MEDIA RELEASE April 22, 2013
April 22, 2013
April Falls Awareness Month - prevention key to keeping people well
Falls prevention remains a key focus for the Canterbury Health System, not only during a patient’s stay in hospital but for when they’re at home too.
April has been Falls Awareness month both here in Canterbury and across New Zealand.
Ken Stewart, Canterbury DHB falls prevention clinical lead says the Canterbury Health System’s approach to falls puts the person at the centre with every falls prevention plan being unique.
“Falls plans are tailored to that person’s needs and involves them, their families and those responsible for their care.” Ken says.

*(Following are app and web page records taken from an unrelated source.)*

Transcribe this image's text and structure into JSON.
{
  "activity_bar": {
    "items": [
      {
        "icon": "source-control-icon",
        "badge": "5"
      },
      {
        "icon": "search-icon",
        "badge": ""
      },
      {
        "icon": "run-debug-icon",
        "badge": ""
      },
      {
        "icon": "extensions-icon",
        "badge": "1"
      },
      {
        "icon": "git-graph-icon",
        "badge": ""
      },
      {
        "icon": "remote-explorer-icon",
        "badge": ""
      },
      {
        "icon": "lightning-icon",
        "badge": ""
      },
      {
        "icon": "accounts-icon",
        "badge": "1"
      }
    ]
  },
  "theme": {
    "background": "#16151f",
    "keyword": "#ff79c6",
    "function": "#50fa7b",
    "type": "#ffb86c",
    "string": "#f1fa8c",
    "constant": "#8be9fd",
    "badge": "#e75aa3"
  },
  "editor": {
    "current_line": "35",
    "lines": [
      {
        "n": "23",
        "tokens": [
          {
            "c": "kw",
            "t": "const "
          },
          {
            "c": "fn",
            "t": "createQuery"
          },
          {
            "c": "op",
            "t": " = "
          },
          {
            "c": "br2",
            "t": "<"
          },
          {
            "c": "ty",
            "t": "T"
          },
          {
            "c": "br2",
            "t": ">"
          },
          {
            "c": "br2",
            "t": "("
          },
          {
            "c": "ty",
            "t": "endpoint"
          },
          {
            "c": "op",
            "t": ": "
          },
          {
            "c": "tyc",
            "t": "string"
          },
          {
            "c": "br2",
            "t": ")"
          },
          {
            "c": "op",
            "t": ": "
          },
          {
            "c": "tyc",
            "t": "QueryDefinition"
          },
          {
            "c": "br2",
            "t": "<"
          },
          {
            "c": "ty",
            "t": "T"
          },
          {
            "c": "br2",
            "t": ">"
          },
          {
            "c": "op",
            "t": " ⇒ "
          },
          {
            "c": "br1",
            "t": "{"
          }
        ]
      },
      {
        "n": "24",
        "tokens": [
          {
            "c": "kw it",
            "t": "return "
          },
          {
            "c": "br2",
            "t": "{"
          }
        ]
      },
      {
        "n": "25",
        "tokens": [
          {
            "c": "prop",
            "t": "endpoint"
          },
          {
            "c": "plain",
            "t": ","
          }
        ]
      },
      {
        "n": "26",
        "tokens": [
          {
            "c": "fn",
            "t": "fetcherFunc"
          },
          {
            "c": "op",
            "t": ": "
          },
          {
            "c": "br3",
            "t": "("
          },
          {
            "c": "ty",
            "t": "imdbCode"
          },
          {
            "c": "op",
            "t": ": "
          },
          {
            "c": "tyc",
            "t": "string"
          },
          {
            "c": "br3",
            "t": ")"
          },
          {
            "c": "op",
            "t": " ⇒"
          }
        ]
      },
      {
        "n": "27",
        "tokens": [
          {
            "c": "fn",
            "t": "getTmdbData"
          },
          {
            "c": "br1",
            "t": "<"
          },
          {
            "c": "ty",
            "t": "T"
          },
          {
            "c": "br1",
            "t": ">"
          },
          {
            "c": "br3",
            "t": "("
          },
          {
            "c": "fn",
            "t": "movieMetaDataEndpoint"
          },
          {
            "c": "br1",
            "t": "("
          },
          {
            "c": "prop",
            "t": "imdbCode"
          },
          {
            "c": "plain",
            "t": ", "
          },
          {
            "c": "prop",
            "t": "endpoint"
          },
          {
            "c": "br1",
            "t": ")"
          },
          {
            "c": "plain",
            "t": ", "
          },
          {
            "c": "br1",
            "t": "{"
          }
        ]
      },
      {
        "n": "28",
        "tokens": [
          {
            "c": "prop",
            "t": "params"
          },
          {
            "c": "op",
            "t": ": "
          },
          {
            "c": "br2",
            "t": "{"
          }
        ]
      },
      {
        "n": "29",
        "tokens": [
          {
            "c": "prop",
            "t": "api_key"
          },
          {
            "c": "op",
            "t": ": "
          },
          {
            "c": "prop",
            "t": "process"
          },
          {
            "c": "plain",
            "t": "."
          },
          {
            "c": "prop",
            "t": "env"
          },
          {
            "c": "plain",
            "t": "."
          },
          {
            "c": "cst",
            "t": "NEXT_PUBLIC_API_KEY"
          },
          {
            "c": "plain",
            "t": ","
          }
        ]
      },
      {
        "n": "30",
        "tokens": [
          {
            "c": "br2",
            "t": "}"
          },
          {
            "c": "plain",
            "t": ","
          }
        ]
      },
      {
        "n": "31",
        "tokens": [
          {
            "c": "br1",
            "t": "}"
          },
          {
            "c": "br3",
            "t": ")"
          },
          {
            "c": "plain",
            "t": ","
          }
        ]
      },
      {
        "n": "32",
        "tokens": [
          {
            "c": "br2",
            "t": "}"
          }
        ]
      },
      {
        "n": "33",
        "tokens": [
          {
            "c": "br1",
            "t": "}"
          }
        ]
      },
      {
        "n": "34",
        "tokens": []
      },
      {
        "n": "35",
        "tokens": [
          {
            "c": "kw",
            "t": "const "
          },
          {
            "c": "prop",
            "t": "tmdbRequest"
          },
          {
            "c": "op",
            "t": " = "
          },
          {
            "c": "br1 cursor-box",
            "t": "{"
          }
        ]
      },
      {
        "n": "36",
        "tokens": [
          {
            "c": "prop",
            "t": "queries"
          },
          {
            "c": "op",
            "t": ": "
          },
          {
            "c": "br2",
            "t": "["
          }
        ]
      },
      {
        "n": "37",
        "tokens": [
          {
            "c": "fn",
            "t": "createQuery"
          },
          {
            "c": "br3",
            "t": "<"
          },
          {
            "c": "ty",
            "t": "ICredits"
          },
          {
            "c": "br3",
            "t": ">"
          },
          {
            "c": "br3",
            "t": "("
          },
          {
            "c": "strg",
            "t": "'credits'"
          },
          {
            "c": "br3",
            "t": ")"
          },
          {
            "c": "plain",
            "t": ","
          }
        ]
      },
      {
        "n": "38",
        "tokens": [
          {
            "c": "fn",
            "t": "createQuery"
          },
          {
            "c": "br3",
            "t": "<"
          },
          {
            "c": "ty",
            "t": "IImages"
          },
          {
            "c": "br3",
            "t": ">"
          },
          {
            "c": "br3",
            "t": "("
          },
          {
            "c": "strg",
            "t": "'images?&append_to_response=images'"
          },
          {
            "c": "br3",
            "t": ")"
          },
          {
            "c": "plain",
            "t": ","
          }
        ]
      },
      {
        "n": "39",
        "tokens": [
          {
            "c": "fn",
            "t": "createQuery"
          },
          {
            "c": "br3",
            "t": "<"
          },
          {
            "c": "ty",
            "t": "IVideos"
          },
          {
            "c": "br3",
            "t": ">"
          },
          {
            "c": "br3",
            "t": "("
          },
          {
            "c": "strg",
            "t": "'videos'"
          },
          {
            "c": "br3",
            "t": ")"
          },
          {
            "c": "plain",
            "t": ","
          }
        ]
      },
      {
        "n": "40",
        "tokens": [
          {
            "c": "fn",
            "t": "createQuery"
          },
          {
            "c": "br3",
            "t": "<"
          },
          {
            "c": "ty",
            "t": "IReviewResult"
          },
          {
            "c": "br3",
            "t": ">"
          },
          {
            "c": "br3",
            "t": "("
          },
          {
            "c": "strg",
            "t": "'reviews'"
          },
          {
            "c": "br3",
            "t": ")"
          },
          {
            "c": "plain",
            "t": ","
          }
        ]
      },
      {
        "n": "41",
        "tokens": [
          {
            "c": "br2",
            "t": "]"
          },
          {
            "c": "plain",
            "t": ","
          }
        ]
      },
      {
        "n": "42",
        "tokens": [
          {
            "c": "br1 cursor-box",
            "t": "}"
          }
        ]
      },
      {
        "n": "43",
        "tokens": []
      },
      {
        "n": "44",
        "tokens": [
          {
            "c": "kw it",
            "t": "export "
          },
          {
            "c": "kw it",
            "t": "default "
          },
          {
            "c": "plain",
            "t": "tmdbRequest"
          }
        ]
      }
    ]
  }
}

The Canterbury Health System’s hospital and community falls prevention programmes are designed to keep people safe in their own homes, in the community and during a hospital stay.
“We keep people safe and try to reduce their risk of falling in their homes by having local community falls champions working alongside their General Practice team.
“Falls champions provide a free falls prevention home hazard check and strength and balance exercises in people’s homes over a six to 12 month period,” Ken says.
This approach has led to a significant reduction in the number of elderly people presenting to our hospitals after a fall in the last year.
“We currently have about 40 falls-related visits to the Christchurch emergency department by people over the age of 75 each week.
“We also know that elderly people who are admitted to hospital are at greater risk of having a fall, which may mean they have to spend longer in hospital or go into aged residential care rather than return to their own homes.
“This is why falls prevention is a key patient safety priority in our hospitals as well as in our wider community.”
Ken says the findings from a study of the 233 falls at The Princess Margaret Hospital in Christchurch during 2012 reinforced the need to pay close attention to the specific falls risk for each elderly patient while they are in our care.
In addition to addressing patient-specific factors, falls prevention in our hospitals is focusing on the following key elements for each patient:
1. asking patients if they have had a fall at
home over the past year
2. assessing a patients’ risk of falling in hospital
3. putting specific falls prevention strategies in place to prevent a fall in hospital
4. talking about these strategies with patients and their families
5. putting a falls prevention plan in place for when patients are able to return home.
Further information about April Falls can be found at www.hqsc.govt.nz